Hence, Canada can be called fifth business like Dunstan in the novel Fifth Business (Davies, 230-1). Under these conditions, the novel Fifth Business reflects Canada’s changing political, economic, and social identity between the years of 1908 to 1970. In conclusion, Canada’s national identity is greatly influenced by where her loyalties lie. For instance, in the novel, The Imperialist by Sara Jeanette Duncan, Canada is an imperialist country and her loyalty is to the British Empire, resulting in the Canadian identity being British.
Secondly, in the novel Barometer Rising by Hugh MacLennan, Canada’s loyalty is still to England, the mother country, but due to World War I resentment created between the two countries, Canada starts to form a separate identity. Finally, in the novel Fifth Business by Robertson Davies, the novel illustrates the transition of Canada’s national identity from being influenced by the United Kingdom to the United States. Therefore, Canada did not go from “colony to nation”, but “empire to empire”, meaning the British Empire to the American Empire.
Therefore always remaining a margin to another country and never a centre in its own right. Definitely, the pivotal point in Canadian history where Canada cuts her imperial ties and leaves herself either open to the United States or starts to become a centre, is the Imperial Conference in 1936. Where Mackenzie King, the Canadian Prime Minster at the time, declared that Canada would not follow Imperial policy, but that Canada would make its own policies. As history shows, Canada took the “American road” and not the national road due to Mackenzie King.

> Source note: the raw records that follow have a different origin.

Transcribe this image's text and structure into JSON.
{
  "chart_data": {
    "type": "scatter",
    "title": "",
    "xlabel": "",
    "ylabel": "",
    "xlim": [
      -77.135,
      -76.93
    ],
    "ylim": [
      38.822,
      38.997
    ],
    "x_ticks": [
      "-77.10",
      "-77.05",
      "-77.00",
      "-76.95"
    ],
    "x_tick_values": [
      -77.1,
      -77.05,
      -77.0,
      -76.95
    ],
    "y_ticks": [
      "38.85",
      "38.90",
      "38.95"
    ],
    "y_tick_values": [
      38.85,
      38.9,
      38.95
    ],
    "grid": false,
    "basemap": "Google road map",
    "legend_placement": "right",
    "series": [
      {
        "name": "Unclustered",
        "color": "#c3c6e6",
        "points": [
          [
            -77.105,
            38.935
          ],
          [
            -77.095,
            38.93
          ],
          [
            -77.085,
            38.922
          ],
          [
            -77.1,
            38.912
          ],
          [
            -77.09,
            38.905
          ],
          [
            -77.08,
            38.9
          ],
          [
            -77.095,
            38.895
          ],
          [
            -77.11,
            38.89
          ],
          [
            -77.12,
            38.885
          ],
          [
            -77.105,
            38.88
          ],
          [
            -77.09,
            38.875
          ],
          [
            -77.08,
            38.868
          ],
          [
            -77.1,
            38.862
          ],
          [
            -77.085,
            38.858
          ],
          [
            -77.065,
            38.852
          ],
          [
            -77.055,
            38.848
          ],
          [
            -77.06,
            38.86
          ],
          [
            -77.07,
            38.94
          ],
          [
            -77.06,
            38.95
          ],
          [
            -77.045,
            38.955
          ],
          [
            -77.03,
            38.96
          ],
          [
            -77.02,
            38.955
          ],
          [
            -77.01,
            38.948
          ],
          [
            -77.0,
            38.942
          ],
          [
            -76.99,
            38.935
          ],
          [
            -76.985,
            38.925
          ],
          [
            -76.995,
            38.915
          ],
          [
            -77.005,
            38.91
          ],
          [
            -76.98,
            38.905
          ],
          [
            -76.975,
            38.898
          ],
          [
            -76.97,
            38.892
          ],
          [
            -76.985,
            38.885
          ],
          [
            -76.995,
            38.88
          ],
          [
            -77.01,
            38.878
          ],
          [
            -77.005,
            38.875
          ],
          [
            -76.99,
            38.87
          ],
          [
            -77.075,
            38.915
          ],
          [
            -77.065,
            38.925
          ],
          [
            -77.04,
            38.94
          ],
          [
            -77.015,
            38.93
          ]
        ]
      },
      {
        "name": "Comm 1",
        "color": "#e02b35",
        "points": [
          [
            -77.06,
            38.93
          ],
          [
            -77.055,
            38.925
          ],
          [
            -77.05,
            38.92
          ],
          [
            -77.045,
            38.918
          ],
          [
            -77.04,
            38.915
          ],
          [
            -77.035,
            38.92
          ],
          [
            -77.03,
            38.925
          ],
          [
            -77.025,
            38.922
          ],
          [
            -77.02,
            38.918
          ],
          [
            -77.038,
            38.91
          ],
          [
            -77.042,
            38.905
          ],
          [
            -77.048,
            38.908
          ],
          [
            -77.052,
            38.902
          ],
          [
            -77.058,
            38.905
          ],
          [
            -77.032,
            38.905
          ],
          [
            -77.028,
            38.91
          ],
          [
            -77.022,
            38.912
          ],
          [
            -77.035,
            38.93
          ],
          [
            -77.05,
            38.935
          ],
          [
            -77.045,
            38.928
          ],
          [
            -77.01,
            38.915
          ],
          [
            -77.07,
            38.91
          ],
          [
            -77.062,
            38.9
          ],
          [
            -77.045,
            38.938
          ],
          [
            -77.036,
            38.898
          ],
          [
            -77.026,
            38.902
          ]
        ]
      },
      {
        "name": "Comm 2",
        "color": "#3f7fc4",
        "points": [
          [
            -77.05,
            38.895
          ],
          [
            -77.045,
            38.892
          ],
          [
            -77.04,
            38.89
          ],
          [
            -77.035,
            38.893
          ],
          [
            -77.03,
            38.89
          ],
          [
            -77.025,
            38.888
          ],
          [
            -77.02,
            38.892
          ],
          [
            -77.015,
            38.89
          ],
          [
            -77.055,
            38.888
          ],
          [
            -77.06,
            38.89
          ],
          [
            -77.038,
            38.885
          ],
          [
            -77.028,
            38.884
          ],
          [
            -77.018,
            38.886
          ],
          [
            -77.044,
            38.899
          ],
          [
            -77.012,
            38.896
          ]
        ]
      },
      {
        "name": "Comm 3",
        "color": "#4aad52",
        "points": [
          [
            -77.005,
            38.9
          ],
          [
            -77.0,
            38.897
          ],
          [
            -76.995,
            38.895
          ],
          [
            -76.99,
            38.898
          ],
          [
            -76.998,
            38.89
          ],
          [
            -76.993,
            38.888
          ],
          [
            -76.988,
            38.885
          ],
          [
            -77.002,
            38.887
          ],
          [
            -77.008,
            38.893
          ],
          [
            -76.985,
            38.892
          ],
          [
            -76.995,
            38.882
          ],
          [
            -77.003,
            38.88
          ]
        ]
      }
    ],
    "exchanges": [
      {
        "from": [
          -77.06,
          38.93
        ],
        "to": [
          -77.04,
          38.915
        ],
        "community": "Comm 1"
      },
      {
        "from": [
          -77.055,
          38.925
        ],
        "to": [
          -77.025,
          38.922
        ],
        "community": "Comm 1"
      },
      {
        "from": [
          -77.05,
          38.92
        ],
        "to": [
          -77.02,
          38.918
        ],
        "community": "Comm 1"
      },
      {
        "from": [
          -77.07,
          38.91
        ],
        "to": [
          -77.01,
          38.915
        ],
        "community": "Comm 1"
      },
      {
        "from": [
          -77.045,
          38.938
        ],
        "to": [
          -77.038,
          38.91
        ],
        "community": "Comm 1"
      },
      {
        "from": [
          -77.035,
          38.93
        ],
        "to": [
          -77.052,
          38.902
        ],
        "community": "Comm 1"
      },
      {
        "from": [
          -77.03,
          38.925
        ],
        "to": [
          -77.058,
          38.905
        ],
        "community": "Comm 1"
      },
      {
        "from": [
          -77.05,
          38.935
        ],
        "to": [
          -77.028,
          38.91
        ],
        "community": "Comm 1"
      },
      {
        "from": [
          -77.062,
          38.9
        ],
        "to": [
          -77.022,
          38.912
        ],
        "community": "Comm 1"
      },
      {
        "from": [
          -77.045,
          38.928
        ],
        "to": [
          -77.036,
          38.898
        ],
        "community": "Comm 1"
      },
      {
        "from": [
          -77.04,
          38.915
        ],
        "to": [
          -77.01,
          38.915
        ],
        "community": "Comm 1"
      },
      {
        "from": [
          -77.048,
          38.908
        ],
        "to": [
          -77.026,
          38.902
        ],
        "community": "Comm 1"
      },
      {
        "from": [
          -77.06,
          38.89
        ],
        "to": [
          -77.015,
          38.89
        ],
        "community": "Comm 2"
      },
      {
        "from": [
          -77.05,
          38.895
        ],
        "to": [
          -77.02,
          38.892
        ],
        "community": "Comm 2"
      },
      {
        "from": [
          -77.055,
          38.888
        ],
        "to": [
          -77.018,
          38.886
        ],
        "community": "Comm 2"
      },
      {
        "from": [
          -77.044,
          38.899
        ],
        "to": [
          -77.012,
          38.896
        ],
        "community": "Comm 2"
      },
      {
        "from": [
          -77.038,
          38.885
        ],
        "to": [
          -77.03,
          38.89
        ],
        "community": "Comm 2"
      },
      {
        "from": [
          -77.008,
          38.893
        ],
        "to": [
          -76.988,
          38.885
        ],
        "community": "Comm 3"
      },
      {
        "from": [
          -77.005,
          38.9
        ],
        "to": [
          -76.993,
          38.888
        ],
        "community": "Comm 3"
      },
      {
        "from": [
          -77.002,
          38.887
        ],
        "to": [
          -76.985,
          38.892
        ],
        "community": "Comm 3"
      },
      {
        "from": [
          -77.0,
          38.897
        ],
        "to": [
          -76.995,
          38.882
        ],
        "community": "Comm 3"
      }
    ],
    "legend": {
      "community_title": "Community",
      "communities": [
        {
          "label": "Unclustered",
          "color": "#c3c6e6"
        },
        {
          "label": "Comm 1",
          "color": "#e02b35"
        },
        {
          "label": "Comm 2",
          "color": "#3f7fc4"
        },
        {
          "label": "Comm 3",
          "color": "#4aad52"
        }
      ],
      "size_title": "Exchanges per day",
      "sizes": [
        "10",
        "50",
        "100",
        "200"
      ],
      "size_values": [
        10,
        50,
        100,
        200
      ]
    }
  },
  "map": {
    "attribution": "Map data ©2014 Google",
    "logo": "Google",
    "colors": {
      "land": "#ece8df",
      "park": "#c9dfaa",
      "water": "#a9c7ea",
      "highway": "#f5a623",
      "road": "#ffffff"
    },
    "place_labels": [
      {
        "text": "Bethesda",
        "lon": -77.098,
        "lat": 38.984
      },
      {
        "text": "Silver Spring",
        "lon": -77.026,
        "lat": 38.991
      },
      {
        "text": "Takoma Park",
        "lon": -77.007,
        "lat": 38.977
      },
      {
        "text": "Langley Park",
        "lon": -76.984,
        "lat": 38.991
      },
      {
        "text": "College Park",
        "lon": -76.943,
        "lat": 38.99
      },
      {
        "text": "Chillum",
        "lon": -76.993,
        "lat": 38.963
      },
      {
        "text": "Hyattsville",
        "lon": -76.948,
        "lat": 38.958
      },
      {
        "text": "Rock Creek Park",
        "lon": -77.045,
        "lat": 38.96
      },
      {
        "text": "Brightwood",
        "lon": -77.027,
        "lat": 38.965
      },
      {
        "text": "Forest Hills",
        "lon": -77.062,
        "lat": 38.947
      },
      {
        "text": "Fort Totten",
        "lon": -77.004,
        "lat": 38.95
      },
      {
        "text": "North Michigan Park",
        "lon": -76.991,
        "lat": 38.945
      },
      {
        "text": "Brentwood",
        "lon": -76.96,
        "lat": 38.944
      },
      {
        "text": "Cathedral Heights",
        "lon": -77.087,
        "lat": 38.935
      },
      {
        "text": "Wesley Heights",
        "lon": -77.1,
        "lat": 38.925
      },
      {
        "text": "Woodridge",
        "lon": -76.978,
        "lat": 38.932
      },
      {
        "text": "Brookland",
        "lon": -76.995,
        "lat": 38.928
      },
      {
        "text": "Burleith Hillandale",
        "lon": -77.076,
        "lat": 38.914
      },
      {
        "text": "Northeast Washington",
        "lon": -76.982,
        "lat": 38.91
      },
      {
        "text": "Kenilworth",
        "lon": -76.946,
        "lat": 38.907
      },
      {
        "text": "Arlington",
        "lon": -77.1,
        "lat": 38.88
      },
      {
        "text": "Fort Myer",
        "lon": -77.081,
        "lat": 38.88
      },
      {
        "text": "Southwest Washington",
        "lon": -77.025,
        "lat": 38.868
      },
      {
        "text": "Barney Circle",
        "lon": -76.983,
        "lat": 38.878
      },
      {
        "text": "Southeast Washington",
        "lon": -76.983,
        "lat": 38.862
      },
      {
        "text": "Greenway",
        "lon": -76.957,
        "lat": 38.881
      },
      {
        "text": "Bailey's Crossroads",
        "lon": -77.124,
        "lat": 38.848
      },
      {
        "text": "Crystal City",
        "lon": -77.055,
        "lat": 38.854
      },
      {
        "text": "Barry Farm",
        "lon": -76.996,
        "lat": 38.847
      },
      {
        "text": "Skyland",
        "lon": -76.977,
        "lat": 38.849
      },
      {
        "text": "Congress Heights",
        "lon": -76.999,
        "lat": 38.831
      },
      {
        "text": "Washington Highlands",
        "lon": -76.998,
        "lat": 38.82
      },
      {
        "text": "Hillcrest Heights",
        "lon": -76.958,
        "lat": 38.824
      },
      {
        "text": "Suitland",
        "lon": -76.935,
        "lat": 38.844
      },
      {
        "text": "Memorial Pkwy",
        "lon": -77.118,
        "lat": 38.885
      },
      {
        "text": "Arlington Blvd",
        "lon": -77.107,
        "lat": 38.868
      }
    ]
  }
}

However, Canada might have been able to transform from “colony to nation” and establish a true national identity, if the French Canadian and English Canadian conflict had been resolved at its earliest stages or never have began in the first place. Take the case of the conscription crisis in World War I, if only all French Canadian thought like Talbot Papineau” “we must rather seek to find points of contact and of common interest that point of friction and separation.
We must make concessions and certain sacrifices of our distinct individuality if we mean to live on amicable terms with our fellow citizens or if we expect them to make similar concessions to us. ” Unquestionably, French Canadians would not have formed a resentment for the English Canadians for making them fight in World War I. Equally important, the 1945-6 Dominion-Provincial Conference of Reconstruction were the provinces in support of Canada’s World War II effort, conceded the rights to collect taxes in the fields of personal and corporate income to Ottawa.
If after the war the Federal Government had kept its promise and reinstated the right to collect personnel and corporate taxes to the provinces, Quebec would not have formed the idea of separation. By offering subsidies in lieu of provincial tax collection the divide between English and French Canada deepened. Funding was greatly needed in Quebec; the Federal Government error to restate there privileges result in further resentment against English Canadians. Both these factors only weakened the country.
Hence, if Canada were a strong whole nation, instead of a divide one, maybe we would have a true national identity. Yet, Canada is a mosaic of identities and has no true single national identity, but Canada’s growing multiculturalism in the twentieth century has become her identity. Her achievements whether they be in medicine, United Nations peacekeeping, or sports are her own. Yes, Canada has a national identity, an identity borne of many cultures and in the spirit of cooperation.